Jean-Léon Gérôme (1824-1904), Paestum, troupeau de buffles (Paestum and a Herd of Buffaloes), 1851, oil on canvas, signed and dated 1851, 65 x 81 cm (canvas), 58 x 78.5 cm (image).

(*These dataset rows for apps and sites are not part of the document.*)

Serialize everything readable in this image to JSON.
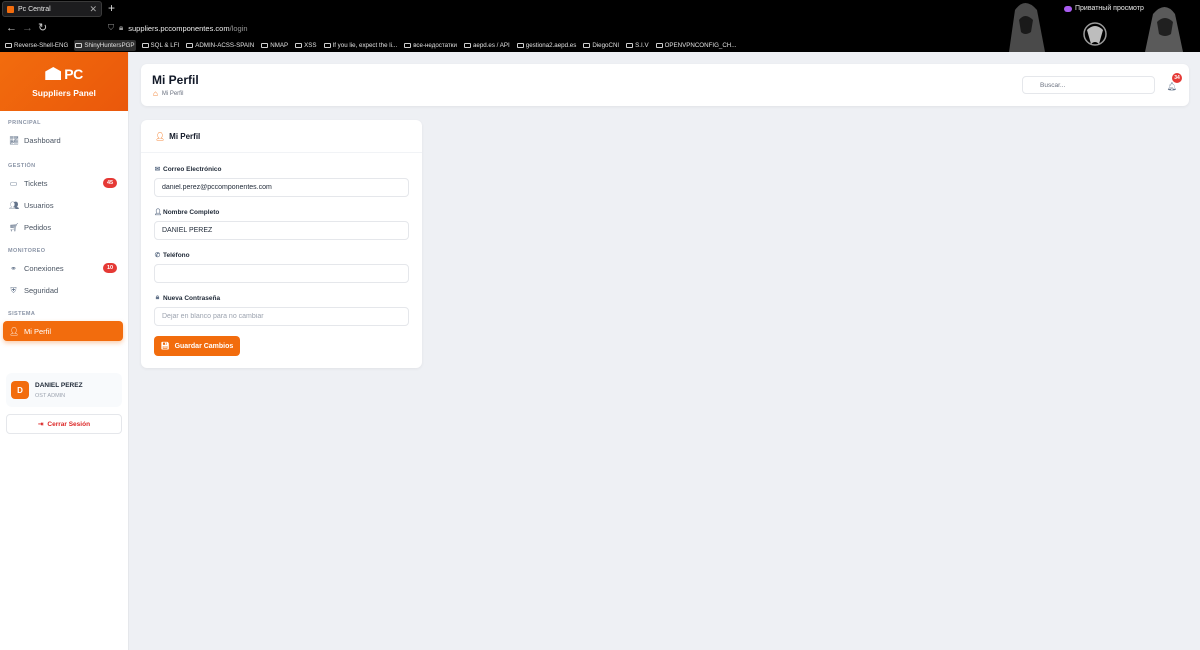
{
  "browser": {
    "tab_title": "Pc Central",
    "tab_close": "✕",
    "new_tab": "+",
    "private_label": "Приватный просмотр",
    "url_host": "suppliers.pccomponentes.com",
    "url_path": "/login",
    "bookmarks": [
      "Reverse-Shell-ENG",
      "ShinyHuntersPGP",
      "SQL & LFI",
      "ADMIN-ACSS-SPAIN",
      "NMAP",
      "XSS",
      "If you lie, expect the li...",
      "все-недостатки",
      "aepd.es / API",
      "gestiona2.aepd.es",
      "DiegoCNI",
      "S.I.V",
      "OPENVPNCONFIG_CH..."
    ]
  },
  "brand": {
    "logo_text": "PC",
    "panel_title": "Suppliers Panel"
  },
  "sidebar": {
    "sections": {
      "principal": "PRINCIPAL",
      "gestion": "GESTIÓN",
      "monitoreo": "MONITOREO",
      "sistema": "SISTEMA"
    },
    "items": {
      "dashboard": {
        "label": "Dashboard",
        "icon": "chart-line-icon"
      },
      "tickets": {
        "label": "Tickets",
        "icon": "ticket-icon",
        "badge": "45"
      },
      "usuarios": {
        "label": "Usuarios",
        "icon": "users-icon"
      },
      "pedidos": {
        "label": "Pedidos",
        "icon": "cart-icon"
      },
      "conexiones": {
        "label": "Conexiones",
        "icon": "network-icon",
        "badge": "10"
      },
      "seguridad": {
        "label": "Seguridad",
        "icon": "shield-icon"
      },
      "mi_perfil": {
        "label": "Mi Perfil",
        "icon": "user-cog-icon"
      }
    },
    "user": {
      "initial": "D",
      "name": "DANIEL PEREZ",
      "role": "OST ADMIN"
    },
    "logout_label": "Cerrar Sesión"
  },
  "header": {
    "title": "Mi Perfil",
    "breadcrumb": "Mi Perfil",
    "search_placeholder": "Buscar...",
    "notifications": "34"
  },
  "profile": {
    "card_title": "Mi Perfil",
    "email_label": "Correo Electrónico",
    "email_value": "daniel.perez@pccomponentes.com",
    "name_label": "Nombre Completo",
    "name_value": "DANIEL PEREZ",
    "phone_label": "Teléfono",
    "phone_value": "",
    "password_label": "Nueva Contraseña",
    "password_placeholder": "Dejar en blanco para no cambiar",
    "save_label": "Guardar Cambios"
  },
  "colors": {
    "accent": "#f26c0d",
    "badge": "#e53935",
    "logout": "#dc2626"
  }
}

Painted in 1851 by a young Jean-Léon Gérôme (1824-1904), Paestum et un troupeau de buffles (Paestum and a Herd of Buffaloes) had not come up on the market since the 1900 sale of the Moreau-Nélaton collection. To say the least, dealers and those who love old paintings packed the room for this sale. While remaining faithful to Greek neoclassicism, Gérôme was already boldly embarking on a different path by introducing a mundane herd of buffaloes, quite indifferent to the passing of centuries, in front of the ancient landmark temple. Boasting all these features, the oil on canvas fetched €218,960, doubling its estimate and proving that rediscoveries are always in high demand. Then, a lacquer by Pham Hau and Francis Picabia’s painting Laveuse, Villeneuve-sur-Yonne, effet d'automne (Laundress, Villeneuve-sur-Yonne, Autumn effect) made a noteworthy entrance (€231,840 and €193,200, respectively) followed by results that matched their quality. Two plates attributed to enameller Jean Limosin (c. 1528-1610), each featuring a Roman emperor on horseback and presumably belonging to a set of 12 depicting the Caesars after Tempesta, also achieved high prices. The first, showing Vespasian, achieved the imperial result of €141,680. The second, displaying Vitellius on a magnificent blue steed was acquired for €113,344 by the Louvre Museum exercising its right of first refusal thanks to financial help from the La Marck Foundation (source: La Tribune de l'art), strengthening a decorative arts department already rich in painted enamel pieces and adding to the body of knowledge about the first-rate Limousin workshop’s output. In the afternoon, Le Jardin de bananiers (The Grove of Banana Trees), a 1939 oil-on-canvas (71x 49.5 cm) by Luong Xuan Nhi (1914-2006), who graduated from the Hanoi College of Fine Arts in 1937, fetched €103,040. The former headmaster of the Hanoi Vocational School bought this painting, as well as Pham Hau’s lacquer, at the annual show in 1939 or 1940 of works by the school's students.